Items from an interface collection
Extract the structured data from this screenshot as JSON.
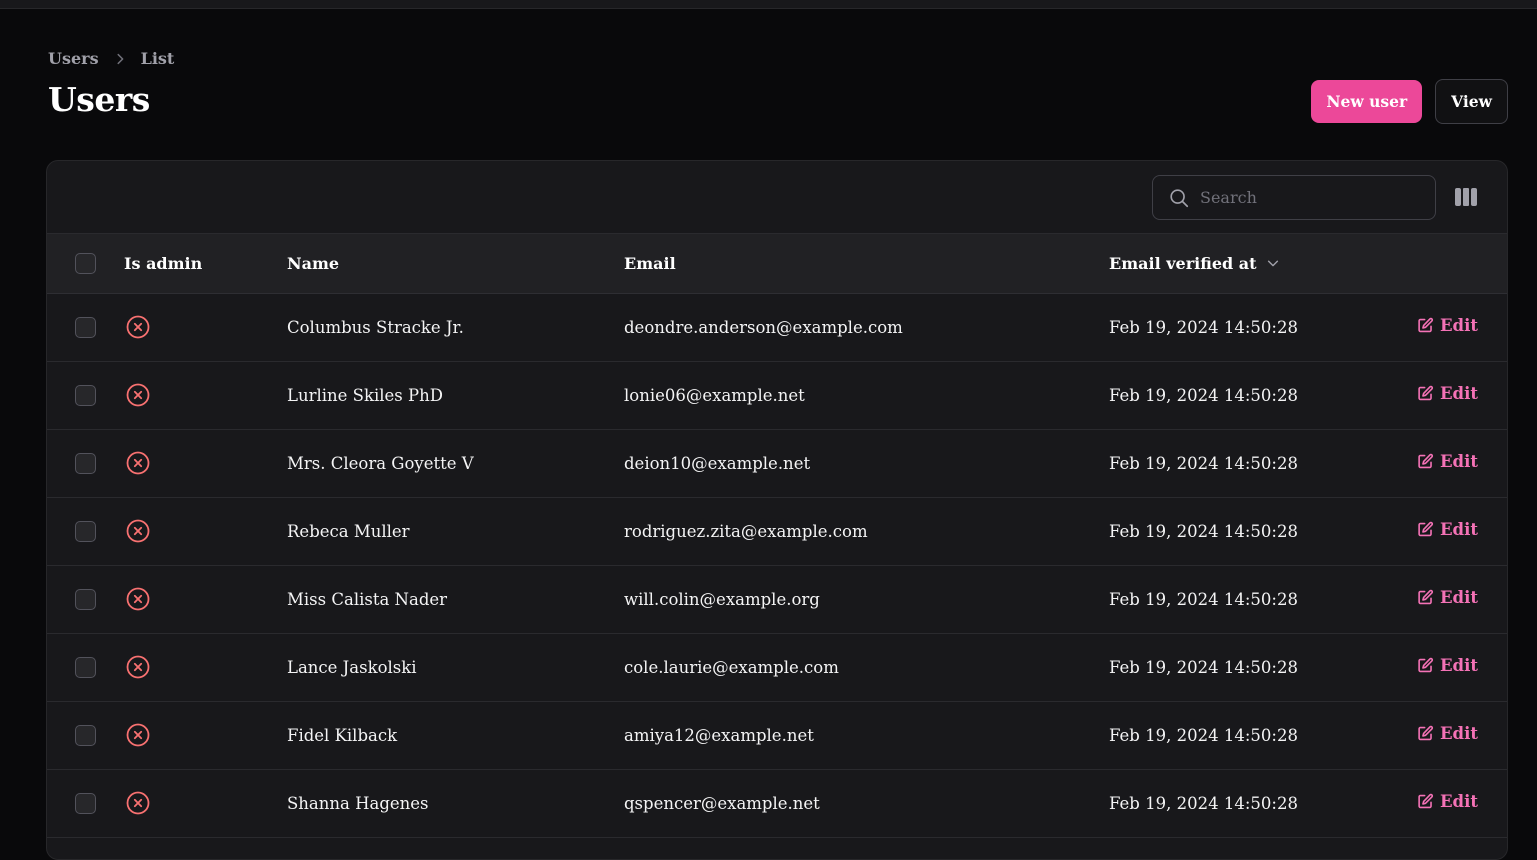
{
  "breadcrumb": {
    "items": [
      "Users",
      "List"
    ]
  },
  "page": {
    "title": "Users"
  },
  "header": {
    "new_user_label": "New user",
    "view_label": "View"
  },
  "search": {
    "placeholder": "Search",
    "value": ""
  },
  "table": {
    "columns": {
      "is_admin": "Is admin",
      "name": "Name",
      "email": "Email",
      "email_verified_at": "Email verified at"
    },
    "edit_label": "Edit",
    "rows": [
      {
        "is_admin": false,
        "name": "Columbus Stracke Jr.",
        "email": "deondre.anderson@example.com",
        "verified": "Feb 19, 2024 14:50:28"
      },
      {
        "is_admin": false,
        "name": "Lurline Skiles PhD",
        "email": "lonie06@example.net",
        "verified": "Feb 19, 2024 14:50:28"
      },
      {
        "is_admin": false,
        "name": "Mrs. Cleora Goyette V",
        "email": "deion10@example.net",
        "verified": "Feb 19, 2024 14:50:28"
      },
      {
        "is_admin": false,
        "name": "Rebeca Muller",
        "email": "rodriguez.zita@example.com",
        "verified": "Feb 19, 2024 14:50:28"
      },
      {
        "is_admin": false,
        "name": "Miss Calista Nader",
        "email": "will.colin@example.org",
        "verified": "Feb 19, 2024 14:50:28"
      },
      {
        "is_admin": false,
        "name": "Lance Jaskolski",
        "email": "cole.laurie@example.com",
        "verified": "Feb 19, 2024 14:50:28"
      },
      {
        "is_admin": false,
        "name": "Fidel Kilback",
        "email": "amiya12@example.net",
        "verified": "Feb 19, 2024 14:50:28"
      },
      {
        "is_admin": false,
        "name": "Shanna Hagenes",
        "email": "qspencer@example.net",
        "verified": "Feb 19, 2024 14:50:28"
      }
    ]
  },
  "colors": {
    "background": "#09090b",
    "panel": "#18181b",
    "accent": "#ec4899",
    "accent_text": "#f472b6",
    "danger_icon": "#f87171"
  },
  "icons": {
    "breadcrumb_separator": "chevron-right-icon",
    "search": "search-icon",
    "columns_toggle": "columns-icon",
    "sort": "chevron-down-icon",
    "not_admin": "x-circle-icon",
    "edit": "pencil-square-icon"
  }
}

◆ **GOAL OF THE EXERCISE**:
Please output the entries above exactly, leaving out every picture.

◆ **WRITTEN RESPONSE**:
Extract the structured data from this screenshot as JSON.
{
  "breadcrumb": {
    "items": [
      "Users",
      "List"
    ]
  },
  "page": {
    "title": "Users"
  },
  "header": {
    "new_user_label": "New user",
    "view_label": "View"
  },
  "search": {
    "placeholder": "Search",
    "value": ""
  },
  "table": {
    "columns": {
      "is_admin": "Is admin",
      "name": "Name",
      "email": "Email",
      "email_verified_at": "Email verified at"
    },
    "edit_label": "Edit",
    "rows": [
      {
        "is_admin": false,
        "name": "Columbus Stracke Jr.",
        "email": "deondre.anderson@example.com",
        "verified": "Feb 19, 2024 14:50:28"
      },
      {
        "is_admin": false,
        "name": "Lurline Skiles PhD",
        "email": "lonie06@example.net",
        "verified": "Feb 19, 2024 14:50:28"
      },
      {
        "is_admin": false,
        "name": "Mrs. Cleora Goyette V",
        "email": "deion10@example.net",
        "verified": "Feb 19, 2024 14:50:28"
      },
      {
        "is_admin": false,
        "name": "Rebeca Muller",
        "email": "rodriguez.zita@example.com",
        "verified": "Feb 19, 2024 14:50:28"
      },
      {
        "is_admin": false,
        "name": "Miss Calista Nader",
        "email": "will.colin@example.org",
        "verified": "Feb 19, 2024 14:50:28"
      },
      {
        "is_admin": false,
        "name": "Lance Jaskolski",
        "email": "cole.laurie@example.com",
        "verified": "Feb 19, 2024 14:50:28"
      },
      {
        "is_admin": false,
        "name": "Fidel Kilback",
        "email": "amiya12@example.net",
        "verified": "Feb 19, 2024 14:50:28"
      },
      {
        "is_admin": false,
        "name": "Shanna Hagenes",
        "email": "qspencer@example.net",
        "verified": "Feb 19, 2024 14:50:28"
      }
    ]
  },
  "colors": {
    "background": "#09090b",
    "panel": "#18181b",
    "accent": "#ec4899",
    "accent_text": "#f472b6",
    "danger_icon": "#f87171"
  },
  "icons": {
    "breadcrumb_separator": "chevron-right-icon",
    "search": "search-icon",
    "columns_toggle": "columns-icon",
    "sort": "chevron-down-icon",
    "not_admin": "x-circle-icon",
    "edit": "pencil-square-icon"
  }
}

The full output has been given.